I recently graduated from the PhD Nursing program at UTMB Graduate school of Biomedical Sciences. My educational background includes a BSN from UTMB in 1983, a BA in Sociology from UT Austin in 1985, and a MSN focusing on Nursing Education and Community Health from Texas Tech Health Science Center in 2012. I am a clinical instructor in the UTMB School of Nursing Masters Program. Courses taught include Public Health Principles in Advanced Practice Nursing and Public Policy. I am part-time nursing faculty for the RN to BSN program at Sul Ross State University, and also have taught in the BSN program at Texas State University. I am a member of Sigma Theta Tau; the National League for Nurses and the American Association of Colleges of Nursing in affiliation with Texas State University; and the National Association of School Nurses. My professional nursing experiences include hospital, home health, research, school, and camp nursing, and nursing education. My research interests include children’s health and nursing education. My dissertation study examined the perspectives of school nurses working with children experiencing homelessness. I anticipate study findings will influence changes in nursing education, school nursing practice, improve care of vulnerable homeless children, and identify needs for health, education, and social policy reform.
Research/Clinical Practice Area: Jonas Scholar – Environmental Health

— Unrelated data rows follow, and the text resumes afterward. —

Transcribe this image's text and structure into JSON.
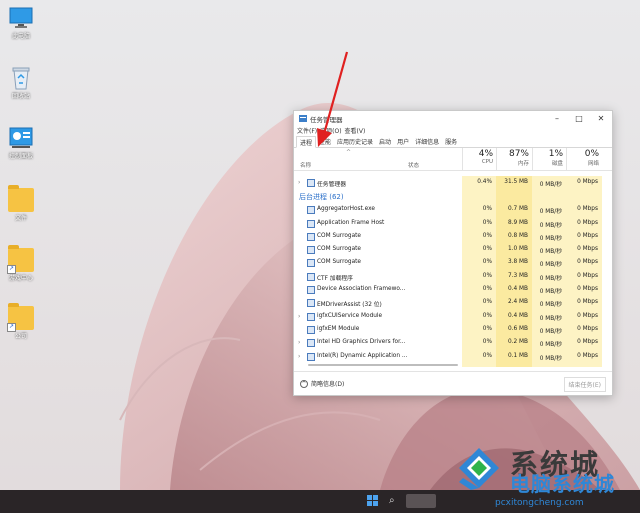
{
  "desktop": {
    "icons": [
      {
        "label": "此电脑",
        "kind": "pc"
      },
      {
        "label": "回收站",
        "kind": "recycle"
      },
      {
        "label": "控制面板",
        "kind": "control"
      },
      {
        "label": "文件",
        "kind": "folder"
      },
      {
        "label": "游戏中心",
        "kind": "folder-shortcut"
      },
      {
        "label": "公司",
        "kind": "folder-shortcut"
      }
    ]
  },
  "task_manager": {
    "title": "任务管理器",
    "window_buttons": [
      "–",
      "□",
      "✕"
    ],
    "menu": [
      "文件(F)",
      "选项(O)",
      "查看(V)"
    ],
    "tabs": [
      "进程",
      "性能",
      "应用历史记录",
      "启动",
      "用户",
      "详细信息",
      "服务"
    ],
    "active_tab": "进程",
    "columns": {
      "name": "名称",
      "status": "状态",
      "cpu": {
        "pct": "4%",
        "label": "CPU"
      },
      "mem": {
        "pct": "87%",
        "label": "内存"
      },
      "disk": {
        "pct": "1%",
        "label": "磁盘"
      },
      "net": {
        "pct": "0%",
        "label": "网络"
      }
    },
    "top_row": {
      "name": "任务管理器",
      "cpu": "0.4%",
      "mem": "31.5 MB",
      "disk": "0 MB/秒",
      "net": "0 Mbps"
    },
    "section_title": "后台进程 (62)",
    "processes": [
      {
        "name": "AggregatorHost.exe",
        "expand": false,
        "cpu": "0%",
        "mem": "0.7 MB",
        "disk": "0 MB/秒",
        "net": "0 Mbps"
      },
      {
        "name": "Application Frame Host",
        "expand": false,
        "cpu": "0%",
        "mem": "8.9 MB",
        "disk": "0 MB/秒",
        "net": "0 Mbps"
      },
      {
        "name": "COM Surrogate",
        "expand": false,
        "cpu": "0%",
        "mem": "0.8 MB",
        "disk": "0 MB/秒",
        "net": "0 Mbps"
      },
      {
        "name": "COM Surrogate",
        "expand": false,
        "cpu": "0%",
        "mem": "1.0 MB",
        "disk": "0 MB/秒",
        "net": "0 Mbps"
      },
      {
        "name": "COM Surrogate",
        "expand": false,
        "cpu": "0%",
        "mem": "3.8 MB",
        "disk": "0 MB/秒",
        "net": "0 Mbps"
      },
      {
        "name": "CTF 加载程序",
        "expand": false,
        "cpu": "0%",
        "mem": "7.3 MB",
        "disk": "0 MB/秒",
        "net": "0 Mbps"
      },
      {
        "name": "Device Association Framewo...",
        "expand": false,
        "cpu": "0%",
        "mem": "0.4 MB",
        "disk": "0 MB/秒",
        "net": "0 Mbps"
      },
      {
        "name": "EMDriverAssist (32 位)",
        "expand": false,
        "cpu": "0%",
        "mem": "2.4 MB",
        "disk": "0 MB/秒",
        "net": "0 Mbps"
      },
      {
        "name": "igfxCUIService Module",
        "expand": true,
        "cpu": "0%",
        "mem": "0.4 MB",
        "disk": "0 MB/秒",
        "net": "0 Mbps"
      },
      {
        "name": "igfxEM Module",
        "expand": false,
        "cpu": "0%",
        "mem": "0.6 MB",
        "disk": "0 MB/秒",
        "net": "0 Mbps"
      },
      {
        "name": "Intel HD Graphics Drivers for...",
        "expand": true,
        "cpu": "0%",
        "mem": "0.2 MB",
        "disk": "0 MB/秒",
        "net": "0 Mbps"
      },
      {
        "name": "Intel(R) Dynamic Application ...",
        "expand": true,
        "cpu": "0%",
        "mem": "0.1 MB",
        "disk": "0 MB/秒",
        "net": "0 Mbps"
      }
    ],
    "footer": {
      "less_details": "简略信息(D)",
      "end_task": "结束任务(E)"
    }
  },
  "taskbar": {
    "search_glyph": "⌕"
  },
  "watermark": {
    "big": "系统城",
    "brand": "电脑系统城",
    "url": "pcxitongcheng.com"
  },
  "colors": {
    "accent": "#2a6fc9",
    "heat": "#fdf3c4",
    "arrow": "#e02020",
    "taskbar": "#2a2527"
  }
}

Dissertation: An Exploration of School Nurses’ Perspectives in Caring for Homeless Children. The study purpose was to explore the experiences of school nurses working with homeless, elementary school-aged children. Naturalistic Inquiry determined school nurses’ perceived ability to meet these children’s needs. Purposive sampling recruitment of potential participants was accomplished from members of the National Association of School Nurses. Snowball sampling supplemented the recruitment. Eligibility criteria were nurses with a minimum of one school year prior experience and current employment as school nurses providing direct care to elementary, school-aged children. Data was collected through demographic forms and semi-structured interviews. Participant enrollment, data collection, and data analysis continued until data saturation was achieved. Interview data was analyzed through Lincoln and Guba’s processes. Study findings identified school nurses’ encounters with the health and social service needs of homeless, elementary school-aged children, explored their perceived ability to provide these children with appropriate care, and discovered additional insights into school nurses’ practice related to issues with the provision of nursing care to homeless, elementary school-aged children. Findings are to provide a foundation for further research into this important but understudied aspect of school nurse practice.